Work item: Search the material for the string "true", then return every line where it is found.

*-*-*

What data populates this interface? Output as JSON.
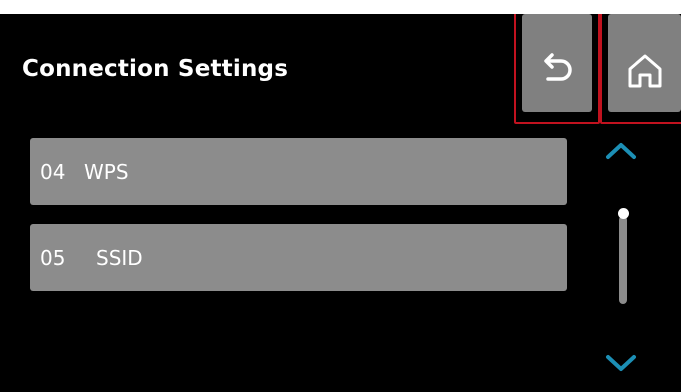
{
  "header": {
    "title": "Connection Settings"
  },
  "toolbar": {
    "back_icon": "back-arrow-icon",
    "home_icon": "home-icon",
    "highlight_color": "#c1121f",
    "button_color": "#808080"
  },
  "list": {
    "items": [
      {
        "number": "04",
        "label": "WPS"
      },
      {
        "number": "05",
        "label": "SSID"
      }
    ],
    "item_color": "#8c8c8c"
  },
  "scroll": {
    "up_icon": "chevron-up-icon",
    "down_icon": "chevron-down-icon",
    "accent_color": "#1c8fb5",
    "position": 0
  }
}
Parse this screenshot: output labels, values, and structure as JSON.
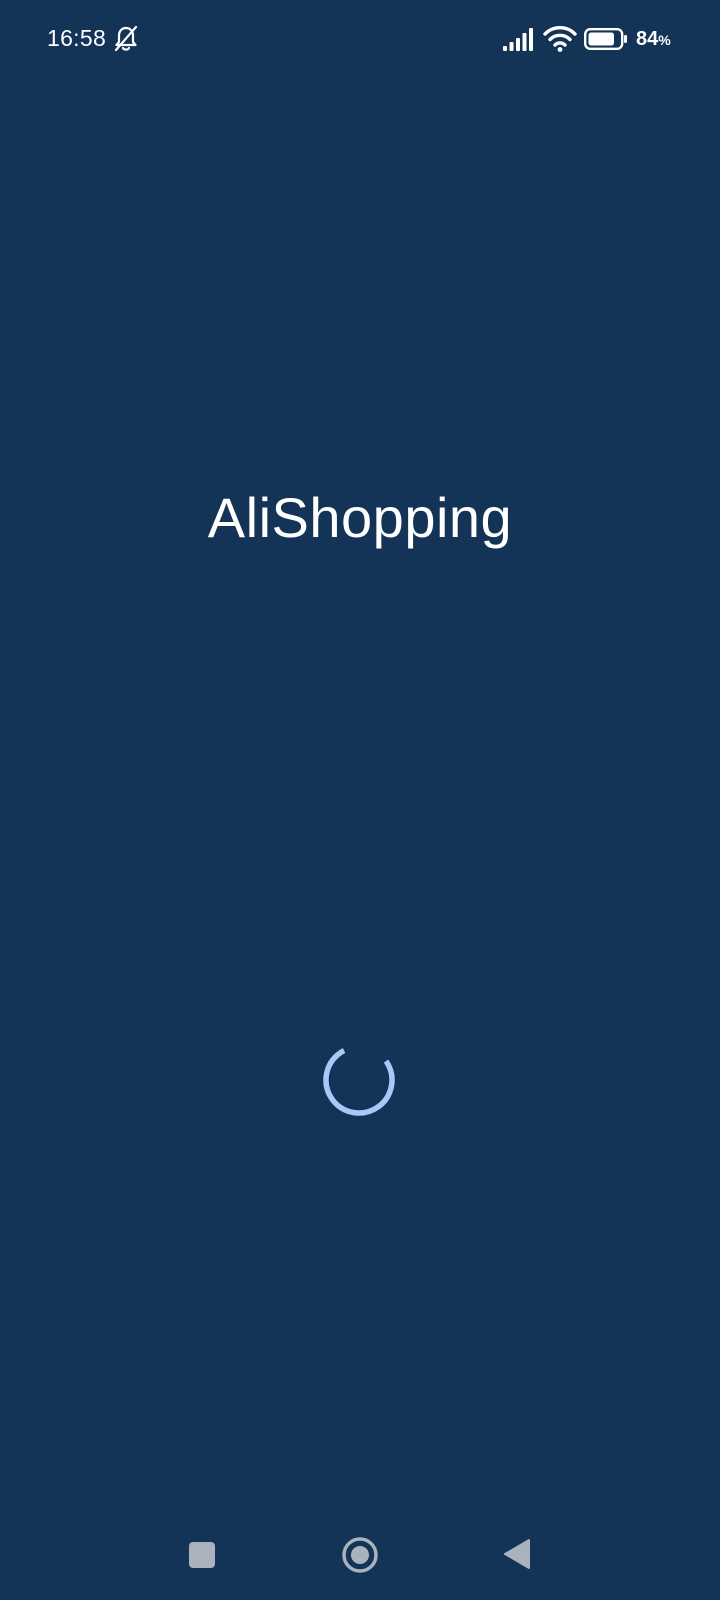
{
  "status_bar": {
    "time": "16:58",
    "battery_percent": "84",
    "battery_unit": "%",
    "battery_level": 0.84,
    "icons": [
      "bell-muted-icon",
      "signal-icon",
      "wifi-icon",
      "battery-icon"
    ]
  },
  "splash": {
    "title": "AliShopping",
    "loading": true
  },
  "nav_bar": {
    "buttons": [
      "recents",
      "home",
      "back"
    ]
  },
  "colors": {
    "background": "#133357",
    "text": "#ffffff",
    "spinner": "#a9c7f7",
    "nav_icons": "#a9b2bd"
  }
}
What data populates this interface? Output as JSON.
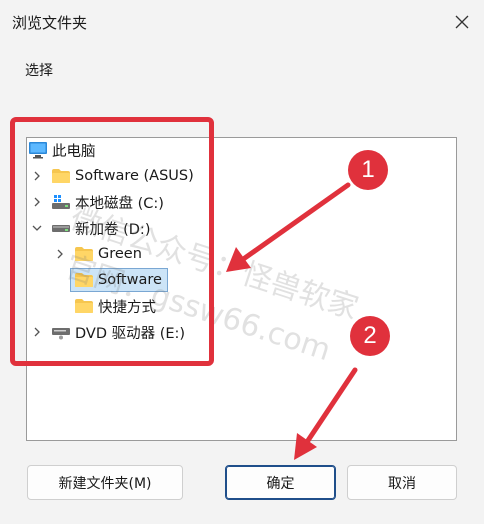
{
  "window": {
    "title": "浏览文件夹"
  },
  "prompt": "选择",
  "tree": {
    "root": {
      "label": "此电脑",
      "icon": "computer-icon"
    },
    "items": [
      {
        "label": "Software (ASUS)",
        "icon": "folder-icon"
      },
      {
        "label": "本地磁盘 (C:)",
        "icon": "drive-icon"
      },
      {
        "label": "新加卷 (D:)",
        "icon": "drive-icon",
        "expanded": true
      },
      {
        "label": "Green",
        "icon": "folder-icon"
      },
      {
        "label": "Software",
        "icon": "folder-icon",
        "selected": true
      },
      {
        "label": "快捷方式",
        "icon": "folder-icon"
      },
      {
        "label": "DVD 驱动器 (E:)",
        "icon": "dvd-drive-icon"
      }
    ]
  },
  "annotations": {
    "badge1": "1",
    "badge2": "2"
  },
  "watermark": {
    "line1": "微信公众号：怪兽软家",
    "line2": "官网：gssw66.com"
  },
  "buttons": {
    "new_folder": "新建文件夹(M)",
    "ok": "确定",
    "cancel": "取消"
  },
  "colors": {
    "annotation_red": "#e0313c",
    "selection_blue": "#cce4f7",
    "folder_yellow": "#f6c64f"
  }
}
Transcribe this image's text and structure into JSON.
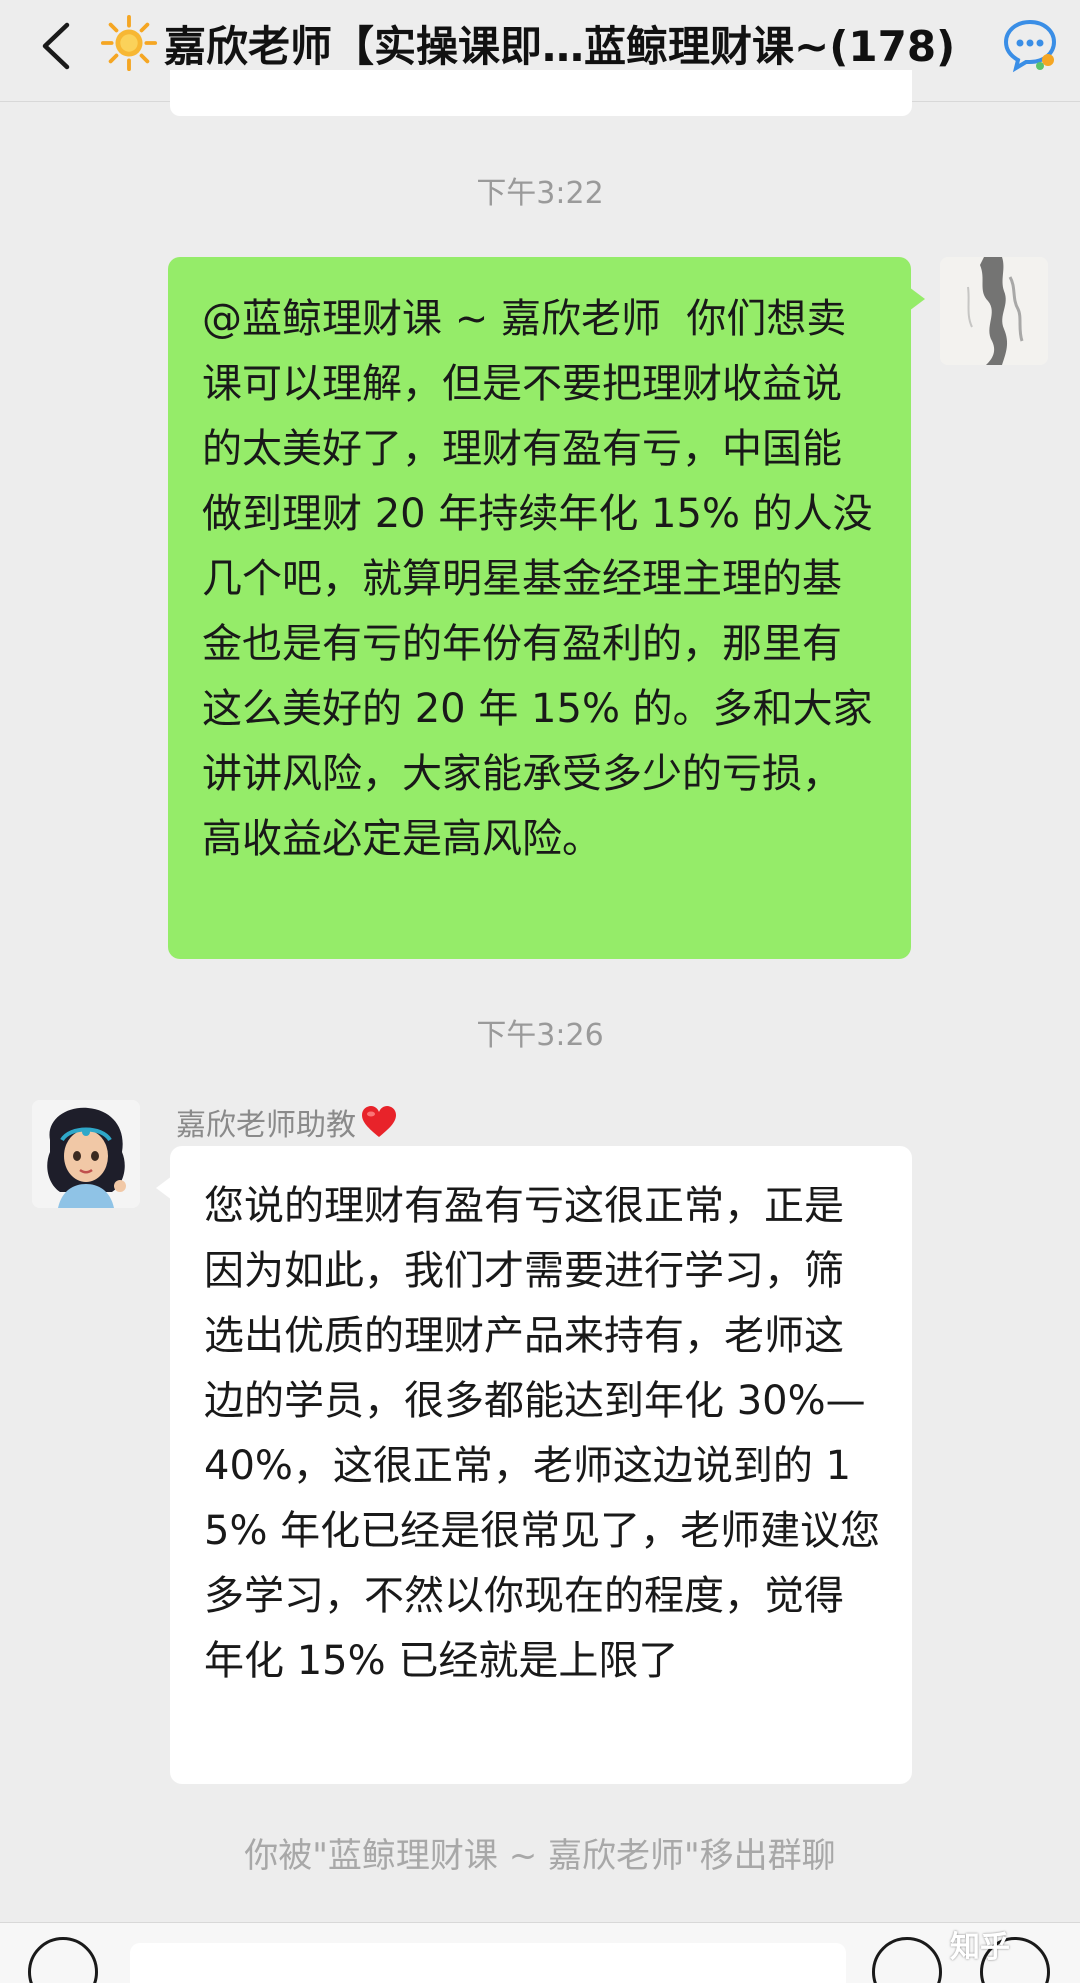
{
  "header": {
    "title": "嘉欣老师【实操课即…蓝鲸理财课~(178)",
    "back_icon": "chevron-left-icon",
    "group_icon": "group-chat-icon",
    "title_emoji_icon": "sun-icon"
  },
  "messages": {
    "timestamp_1": "下午3:22",
    "own_message": "@蓝鲸理财课 ~ 嘉欣老师  你们想卖课可以理解，但是不要把理财收益说的太美好了，理财有盈有亏，中国能做到理财 20 年持续年化 15% 的人没几个吧，就算明星基金经理主理的基金也是有亏的年份有盈利的，那里有这么美好的 20 年 15% 的。多和大家讲讲风险，大家能承受多少的亏损，高收益必定是高风险。",
    "timestamp_2": "下午3:26",
    "reply_sender": "嘉欣老师助教",
    "reply_sender_icon": "heart-icon",
    "reply_message": "您说的理财有盈有亏这很正常，正是因为如此，我们才需要进行学习，筛选出优质的理财产品来持有，老师这边的学员，很多都能达到年化 30%—40%，这很正常，老师这边说到的 15% 年化已经是很常见了，老师建议您多学习，不然以你现在的程度，觉得年化 15% 已经就是上限了",
    "system_notice": "你被\"蓝鲸理财课 ~ 嘉欣老师\"移出群聊"
  },
  "footer": {
    "watermark": "知乎"
  },
  "colors": {
    "background": "#ededed",
    "own_bubble": "#95ec69",
    "other_bubble": "#ffffff",
    "timestamp": "#9a9a9a"
  }
}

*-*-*

Response to this task:
    "loading": true
        "expanded": true
        "selected": true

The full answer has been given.